1-23 Is It Worthwhile To Reduce Immunisation Pain in Children in a Malaysian Government Health Clinic?

Is It Worthwhile To Reduce Immunisation Pain in Children in a Malaysian Government Health Clinic?

Chia Hooi Tzing1, Kuan Geok Lan1, Sabariah Bt. Idris1

1) Malaysia

Pain as a 5th vital sign (P5VS) was implemented in Malaysian Ministry of Health hospitals in 2008 and the policy included children from one month old. The Malaysian Pain Free Hospital (PFH) Initiative began in 2011, and to date, seven hospitals have been PFH certified. However P5VS has yet to be implemented in the government health clinics.

Immnunisation has been shown to be the most common cause of iatrogenic pain inflicted in children, and if left unaddressed, can lead to pre-procedural anxiety in the future, needle phobia, healthcare avoidance behaviours including non adherence with vaccination schedules. Such childhood fears have been shown to be the cause of 25% of adults having needle phobia.

In the Malaysian healthcare system, the majority of childhood immunisations are mainly carried out in the government primary healthcare system, with a smaller proportion by the private healthcare institutions. In an average year, about 12,300 immunisations (2015) were conducted in the district of Rembau, Negeri Sembilan, without pain reducing strategies.

For this study, pain reducing strategies eg distraction technique with bubbles, singing, rattle were carried out at Klinik Kesihatan Rembau amongst infants and children undergoing immunisation. All well babies registered at the clinic (April to July 2016) for immunization were included in the study, however babies with known allergies were excluded. Pain was measured using the FLACC score in the intervention (30) as well as control group (30). The results indicated that there was an average pain score of 6.4 in the control group compared to 1.8 in the intervention group.

Pain reducing strategies are simple but effective steps.

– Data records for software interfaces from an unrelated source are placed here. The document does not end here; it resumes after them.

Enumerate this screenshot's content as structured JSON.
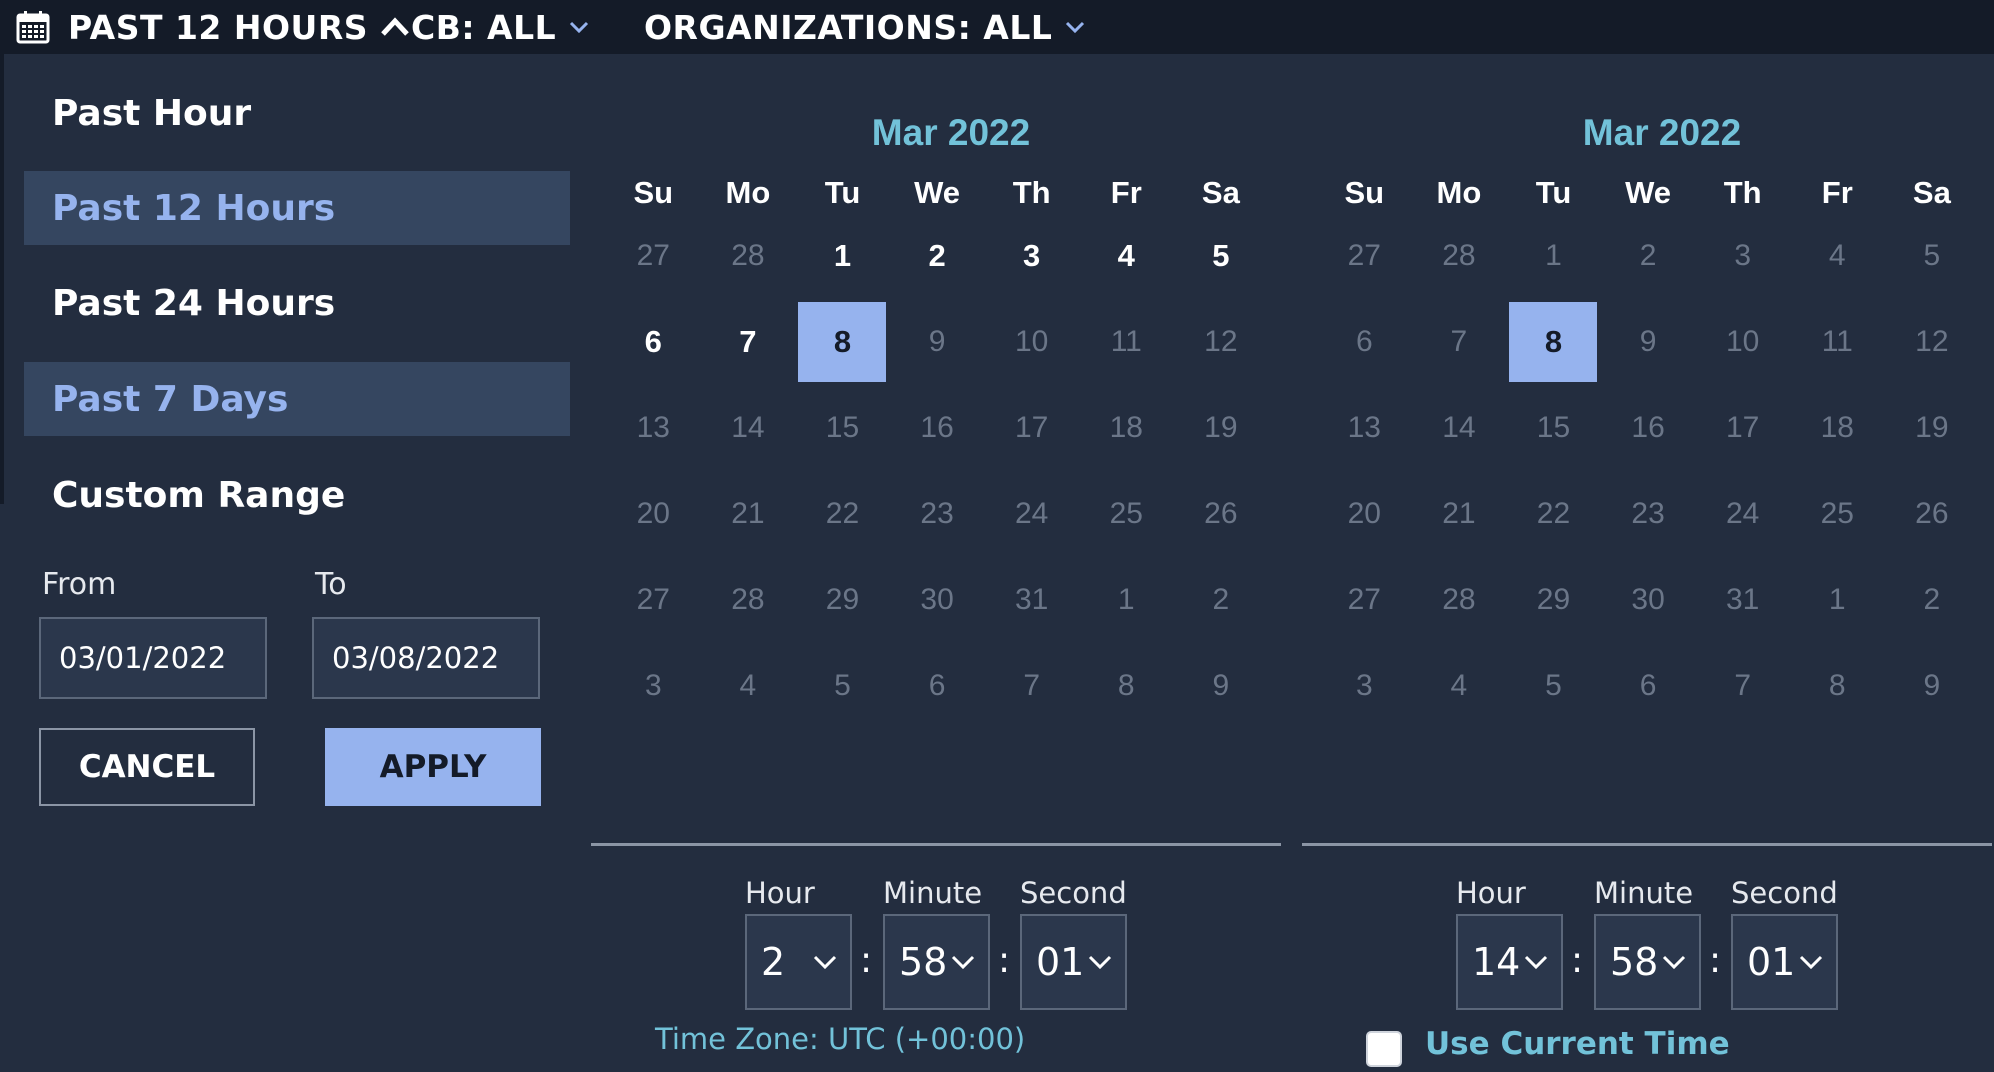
{
  "topbar": {
    "time_range_label": "PAST 12 HOURS",
    "cb_label": "CB: ALL",
    "org_label": "ORGANIZATIONS: ALL",
    "icons": [
      "calendar-icon",
      "chevron-up-icon",
      "chevron-down-icon"
    ]
  },
  "presets": [
    {
      "label": "Past Hour",
      "active": false
    },
    {
      "label": "Past 12 Hours",
      "active": true
    },
    {
      "label": "Past 24 Hours",
      "active": false
    },
    {
      "label": "Past 7 Days",
      "active": true
    },
    {
      "label": "Custom Range",
      "active": false
    }
  ],
  "range": {
    "from_label": "From",
    "to_label": "To",
    "from_value": "03/01/2022",
    "to_value": "03/08/2022",
    "cancel_label": "CANCEL",
    "apply_label": "APPLY"
  },
  "weekdays": [
    "Su",
    "Mo",
    "Tu",
    "We",
    "Th",
    "Fr",
    "Sa"
  ],
  "calendars": [
    {
      "title": "Mar 2022",
      "selected_day": "8",
      "weeks": [
        [
          "27",
          "28",
          "1",
          "2",
          "3",
          "4",
          "5"
        ],
        [
          "6",
          "7",
          "8",
          "9",
          "10",
          "11",
          "12"
        ],
        [
          "13",
          "14",
          "15",
          "16",
          "17",
          "18",
          "19"
        ],
        [
          "20",
          "21",
          "22",
          "23",
          "24",
          "25",
          "26"
        ],
        [
          "27",
          "28",
          "29",
          "30",
          "31",
          "1",
          "2"
        ],
        [
          "3",
          "4",
          "5",
          "6",
          "7",
          "8",
          "9"
        ]
      ],
      "active_days": [
        [
          2,
          3,
          4,
          5,
          6
        ],
        [
          0,
          1,
          2
        ]
      ],
      "time": {
        "hour": "2",
        "minute": "58",
        "second": "01"
      }
    },
    {
      "title": "Mar 2022",
      "selected_day": "8",
      "weeks": [
        [
          "27",
          "28",
          "1",
          "2",
          "3",
          "4",
          "5"
        ],
        [
          "6",
          "7",
          "8",
          "9",
          "10",
          "11",
          "12"
        ],
        [
          "13",
          "14",
          "15",
          "16",
          "17",
          "18",
          "19"
        ],
        [
          "20",
          "21",
          "22",
          "23",
          "24",
          "25",
          "26"
        ],
        [
          "27",
          "28",
          "29",
          "30",
          "31",
          "1",
          "2"
        ],
        [
          "3",
          "4",
          "5",
          "6",
          "7",
          "8",
          "9"
        ]
      ],
      "active_days": [
        [],
        [
          2
        ]
      ],
      "time": {
        "hour": "14",
        "minute": "58",
        "second": "01"
      }
    }
  ],
  "time_labels": {
    "hour": "Hour",
    "minute": "Minute",
    "second": "Second"
  },
  "colon": ":",
  "timezone": "Time Zone: UTC (+00:00)",
  "use_current_time": {
    "label": "Use Current Time",
    "checked": false
  },
  "colors": {
    "background": "#232d3f",
    "topbar": "#141b28",
    "accent": "#96b3ee",
    "highlight_text": "#72c2d9",
    "preset_active_bg": "#354660"
  }
}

It creates positive experiences in children, and enhances trust in healthcare providers. Is it time for the P5VS policy to be extended into the primary healthcare system?